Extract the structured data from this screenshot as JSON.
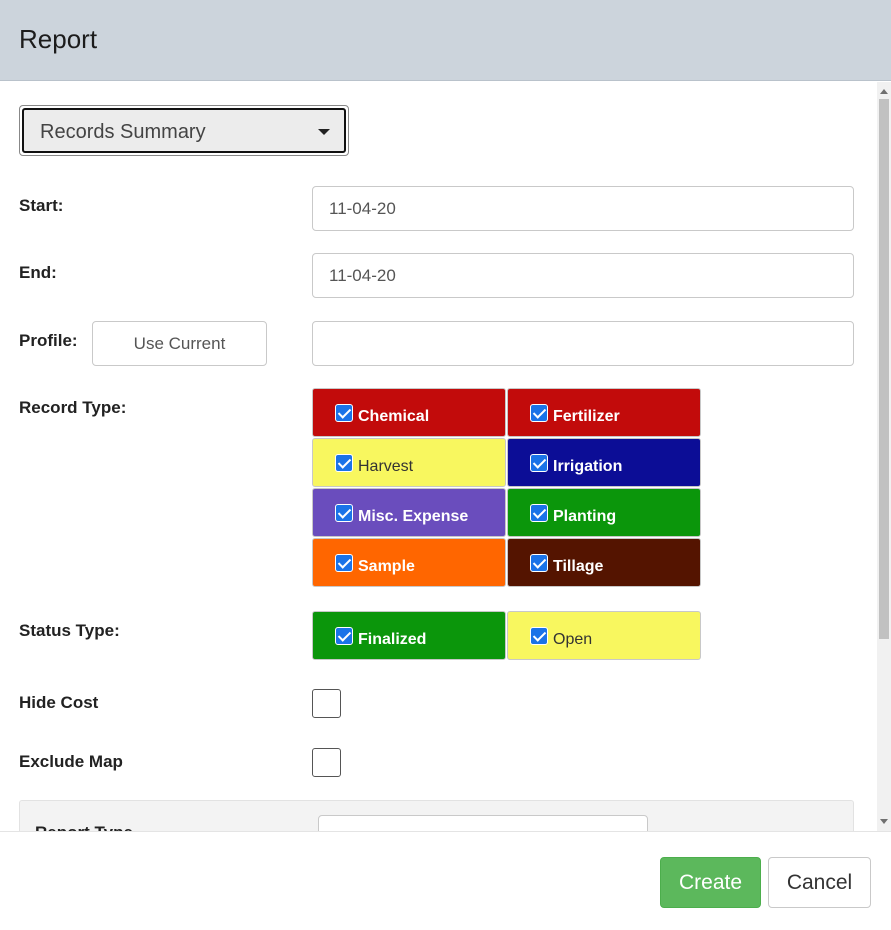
{
  "header": {
    "title": "Report"
  },
  "report_selector": {
    "selected": "Records Summary"
  },
  "fields": {
    "start": {
      "label": "Start:",
      "value": "11-04-20"
    },
    "end": {
      "label": "End:",
      "value": "11-04-20"
    },
    "profile": {
      "label": "Profile:",
      "button_label": "Use Current",
      "value": ""
    },
    "record_type": {
      "label": "Record Type:",
      "options": [
        {
          "label": "Chemical",
          "checked": true,
          "color": "#c20b0b",
          "text_style": "dark"
        },
        {
          "label": "Fertilizer",
          "checked": true,
          "color": "#c20b0b",
          "text_style": "dark"
        },
        {
          "label": "Harvest",
          "checked": true,
          "color": "#f8f75f",
          "text_style": "light"
        },
        {
          "label": "Irrigation",
          "checked": true,
          "color": "#0c0d96",
          "text_style": "dark"
        },
        {
          "label": "Misc. Expense",
          "checked": true,
          "color": "#6a4dbd",
          "text_style": "dark"
        },
        {
          "label": "Planting",
          "checked": true,
          "color": "#0b960b",
          "text_style": "dark"
        },
        {
          "label": "Sample",
          "checked": true,
          "color": "#ff6600",
          "text_style": "dark"
        },
        {
          "label": "Tillage",
          "checked": true,
          "color": "#541400",
          "text_style": "dark"
        }
      ]
    },
    "status_type": {
      "label": "Status Type:",
      "options": [
        {
          "label": "Finalized",
          "checked": true,
          "color": "#0b960b",
          "text_style": "dark"
        },
        {
          "label": "Open",
          "checked": true,
          "color": "#f8f75f",
          "text_style": "light"
        }
      ]
    },
    "hide_cost": {
      "label": "Hide Cost",
      "checked": false
    },
    "exclude_map": {
      "label": "Exclude Map",
      "checked": false
    },
    "report_type": {
      "label": "Report Type"
    }
  },
  "footer": {
    "create_label": "Create",
    "cancel_label": "Cancel"
  },
  "colors": {
    "header_bg": "#ccd4dc",
    "create_button": "#5cb85c",
    "checkbox_checked": "#1a73e8"
  }
}
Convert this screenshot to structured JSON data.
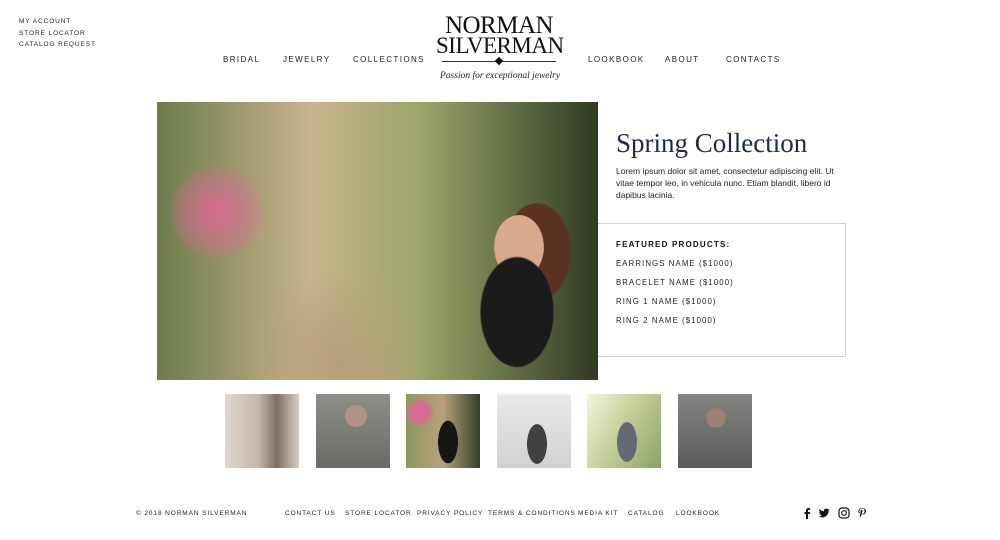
{
  "utility_links": [
    "MY ACCOUNT",
    "STORE LOCATOR",
    "CATALOG REQUEST"
  ],
  "nav_left": [
    "BRIDAL",
    "JEWELRY",
    "COLLECTIONS"
  ],
  "nav_right": [
    "LOOKBOOK",
    "ABOUT",
    "CONTACTS"
  ],
  "logo": {
    "line1": "NORMAN",
    "line2": "SILVERMAN",
    "tagline": "Passion for exceptional jewelry"
  },
  "hero": {
    "title": "Spring Collection",
    "description": "Lorem ipsum dolor sit amet, consectetur adipiscing elit. Ut vitae tempor leo, in vehicula nunc. Etiam blandit, libero id dapibus lacinia."
  },
  "featured": {
    "heading": "FEATURED PRODUCTS:",
    "items": [
      "EARRINGS NAME ($1000)",
      "BRACELET NAME ($1000)",
      "RING 1 NAME ($1000)",
      "RING 2 NAME ($1000)"
    ]
  },
  "footer": {
    "copyright": "© 2018 NORMAN SILVERMAN",
    "links": [
      "CONTACT US",
      "STORE LOCATOR",
      "PRIVACY POLICY",
      "TERMS & CONDITIONS",
      "MEDIA KIT",
      "CATALOG",
      "LOOKBOOK"
    ]
  },
  "social_icons": [
    "facebook-icon",
    "twitter-icon",
    "instagram-icon",
    "pinterest-icon"
  ],
  "colors": {
    "title": "#1e2b45",
    "text": "#222222",
    "border": "#d4d4d4"
  }
}
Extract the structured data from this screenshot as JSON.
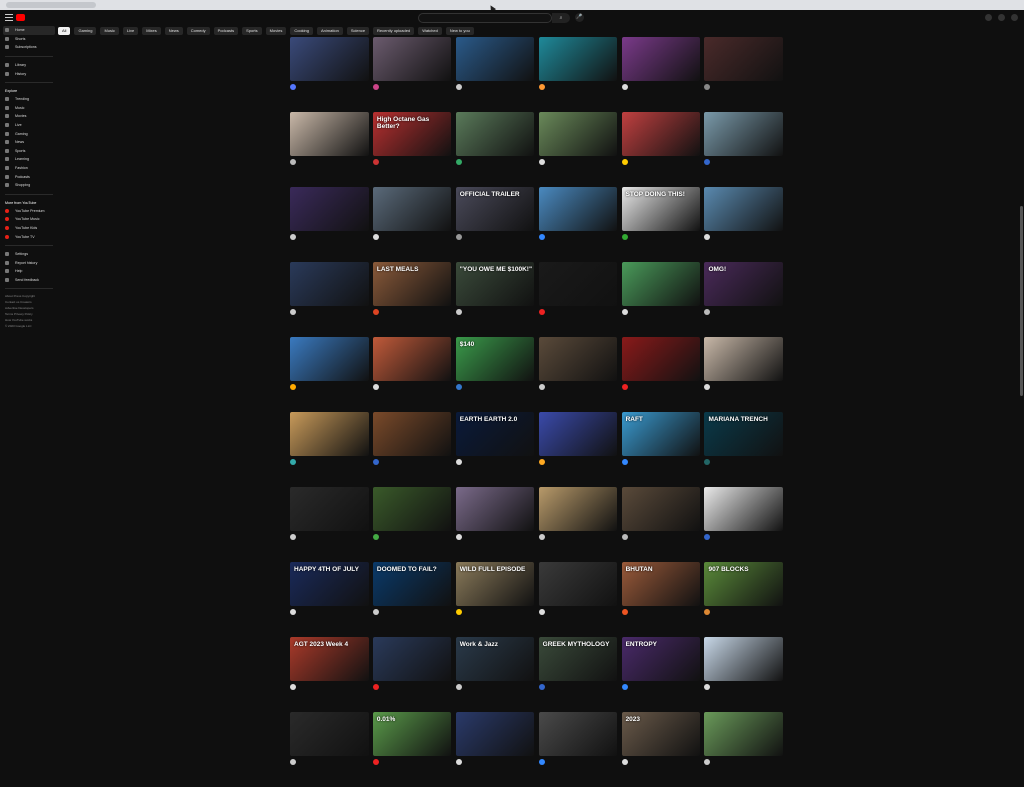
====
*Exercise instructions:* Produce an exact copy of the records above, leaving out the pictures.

*Task output:*
Extract the structured data from this screenshot as JSON.
{
  "header": {
    "title": "Report"
  },
  "report_selector": {
    "selected": "Records Summary"
  },
  "fields": {
    "start": {
      "label": "Start:",
      "value": "11-04-20"
    },
    "end": {
      "label": "End:",
      "value": "11-04-20"
    },
    "profile": {
      "label": "Profile:",
      "button_label": "Use Current",
      "value": ""
    },
    "record_type": {
      "label": "Record Type:",
      "options": [
        {
          "label": "Chemical",
          "checked": true,
          "color": "#c20b0b",
          "text_style": "dark"
        },
        {
          "label": "Fertilizer",
          "checked": true,
          "color": "#c20b0b",
          "text_style": "dark"
        },
        {
          "label": "Harvest",
          "checked": true,
          "color": "#f8f75f",
          "text_style": "light"
        },
        {
          "label": "Irrigation",
          "checked": true,
          "color": "#0c0d96",
          "text_style": "dark"
        },
        {
          "label": "Misc. Expense",
          "checked": true,
          "color": "#6a4dbd",
          "text_style": "dark"
        },
        {
          "label": "Planting",
          "checked": true,
          "color": "#0b960b",
          "text_style": "dark"
        },
        {
          "label": "Sample",
          "checked": true,
          "color": "#ff6600",
          "text_style": "dark"
        },
        {
          "label": "Tillage",
          "checked": true,
          "color": "#541400",
          "text_style": "dark"
        }
      ]
    },
    "status_type": {
      "label": "Status Type:",
      "options": [
        {
          "label": "Finalized",
          "checked": true,
          "color": "#0b960b",
          "text_style": "dark"
        },
        {
          "label": "Open",
          "checked": true,
          "color": "#f8f75f",
          "text_style": "light"
        }
      ]
    },
    "hide_cost": {
      "label": "Hide Cost",
      "checked": false
    },
    "exclude_map": {
      "label": "Exclude Map",
      "checked": false
    },
    "report_type": {
      "label": "Report Type"
    }
  },
  "footer": {
    "create_label": "Create",
    "cancel_label": "Cancel"
  },
  "colors": {
    "header_bg": "#ccd4dc",
    "create_button": "#5cb85c",
    "checkbox_checked": "#1a73e8"
  }
}
Convert this screenshot to structured JSON data.
{
  "utility_links": [
    "MY ACCOUNT",
    "STORE LOCATOR",
    "CATALOG REQUEST"
  ],
  "nav_left": [
    "BRIDAL",
    "JEWELRY",
    "COLLECTIONS"
  ],
  "nav_right": [
    "LOOKBOOK",
    "ABOUT",
    "CONTACTS"
  ],
  "logo": {
    "line1": "NORMAN",
    "line2": "SILVERMAN",
    "tagline": "Passion for exceptional jewelry"
  },
  "hero": {
    "title": "Spring Collection",
    "description": "Lorem ipsum dolor sit amet, consectetur adipiscing elit. Ut vitae tempor leo, in vehicula nunc. Etiam blandit, libero id dapibus lacinia."
  },
  "featured": {
    "heading": "FEATURED PRODUCTS:",
    "items": [
      "EARRINGS NAME ($1000)",
      "BRACELET NAME ($1000)",
      "RING 1 NAME ($1000)",
      "RING 2 NAME ($1000)"
    ]
  },
  "footer": {
    "copyright": "© 2018 NORMAN SILVERMAN",
    "links": [
      "CONTACT US",
      "STORE LOCATOR",
      "PRIVACY POLICY",
      "TERMS & CONDITIONS",
      "MEDIA KIT",
      "CATALOG",
      "LOOKBOOK"
    ]
  },
  "social_icons": [
    "facebook-icon",
    "twitter-icon",
    "instagram-icon",
    "pinterest-icon"
  ],
  "colors": {
    "title": "#1e2b45",
    "text": "#222222",
    "border": "#d4d4d4"
  }
}
Extract the structured data from this screenshot as JSON.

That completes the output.